* [Provided data]:

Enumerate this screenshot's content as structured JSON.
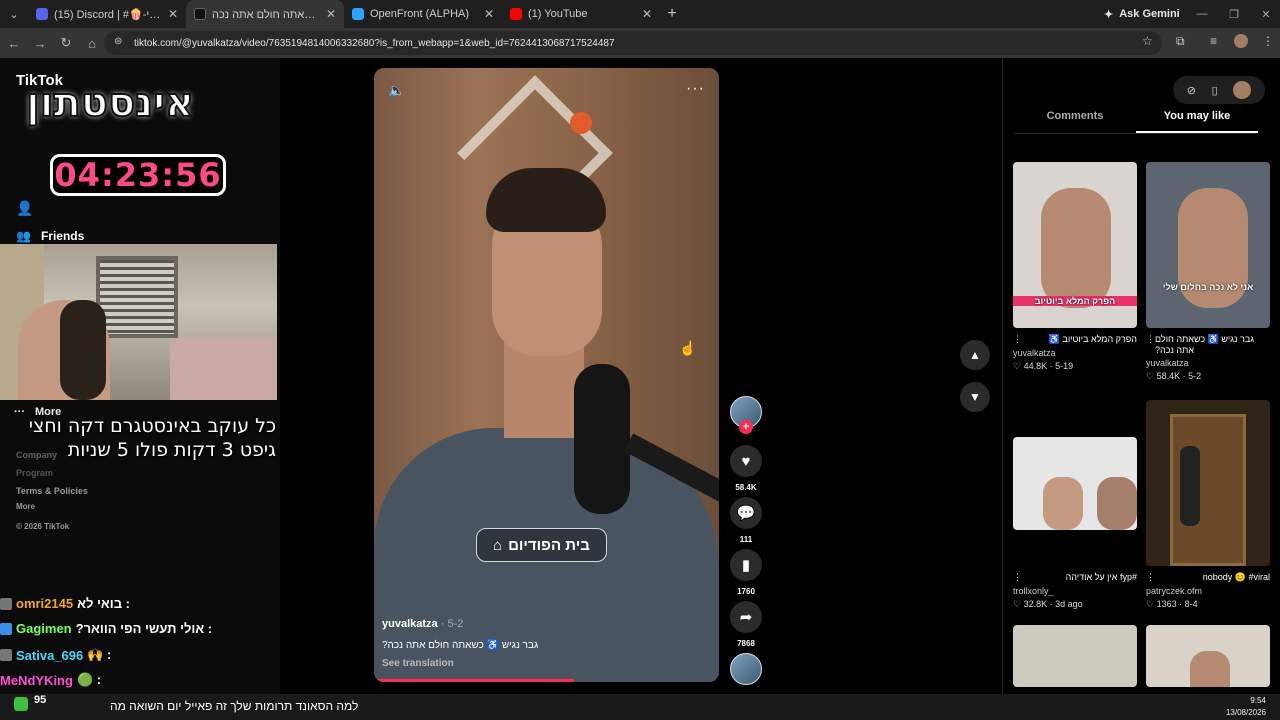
{
  "browser": {
    "tabs": [
      {
        "label": "(15) Discord | #🍿-ראשי-🍿",
        "color": "#5865f2"
      },
      {
        "label": "גבר נגיש ♿ כשאתה חולם אתה נכה",
        "color": "#111111"
      },
      {
        "label": "OpenFront (ALPHA)",
        "color": "#2aa4ff"
      },
      {
        "label": "(1) YouTube",
        "color": "#ff0000"
      }
    ],
    "ask_gemini": "Ask Gemini",
    "url": "tiktok.com/@yuvalkatza/video/7635194814006332680?is_from_webapp=1&web_id=7624413068717524487"
  },
  "sidebar": {
    "logo": "TikTok",
    "friends_label": "Friends",
    "more_label": "More",
    "banner_title": "אינסטתון",
    "timer": "04:23:56",
    "overlay_text": "כל עוקב באינסטגרם דקה וחצי גיפט 3 דקות פולו 5 שניות",
    "footer": [
      "Company",
      "Program",
      "Terms & Policies",
      "More",
      "© 2026 TikTok"
    ]
  },
  "chat": [
    {
      "user": "omri2145",
      "msg": ": בואי לא",
      "color": "#f5a623"
    },
    {
      "user": "Gagimen",
      "msg": ": אולי תעשי הפי הוואר?",
      "color": "#7cff5a"
    },
    {
      "user": "Sativa_696",
      "msg": ": 🙌",
      "color": "#4ad7ff"
    },
    {
      "user": "MeNdYKing",
      "msg": ": 🟢",
      "color": "#ff4fd8"
    }
  ],
  "video": {
    "caption": "בית הפודיום",
    "author": "yuvalkatza",
    "date": "· 5-2",
    "description": "גבר נגיש ♿ כשאתה חולם אתה נכה?",
    "see_translation": "See translation",
    "progress": 0.58
  },
  "actions": {
    "likes": "58.4K",
    "comments": "111",
    "saves": "1760",
    "shares": "7868"
  },
  "right_panel": {
    "tabs": [
      "Comments",
      "You may like"
    ],
    "selected_tab": "You may like",
    "cards": [
      {
        "thumb_caption": "הפרק המלא ביוטיוב",
        "title": "הפרק המלא ביוטיוב ♿",
        "author": "yuvalkatza",
        "likes": "44.8K",
        "date": "5-19",
        "bg": "#d9d4cf"
      },
      {
        "thumb_caption": "אני לא נכה בחלום שלי",
        "title": "גבר נגיש ♿ כשאתה חולם אתה נכה?",
        "author": "yuvalkatza",
        "likes": "58.4K",
        "date": "5-2",
        "bg": "#5d6670"
      },
      {
        "thumb_caption": "",
        "title": "#fyp אין על אודיהה",
        "author": "trollxonly_",
        "likes": "32.8K",
        "date": "3d ago",
        "bg": "#e6e6e6"
      },
      {
        "thumb_caption": "",
        "title": "nobody 😊 #viral",
        "author": "patryczek.ofm",
        "likes": "1363",
        "date": "8-4",
        "bg": "#2e2418"
      }
    ]
  },
  "taskbar": {
    "ticker": "למה הסאונד תרומות שלך זה פאייל יום השואה מה",
    "count": "95",
    "time": "9:54",
    "date": "13/08/2026"
  }
}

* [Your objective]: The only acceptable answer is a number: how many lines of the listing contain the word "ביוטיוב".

* [Solution to this problem]: 2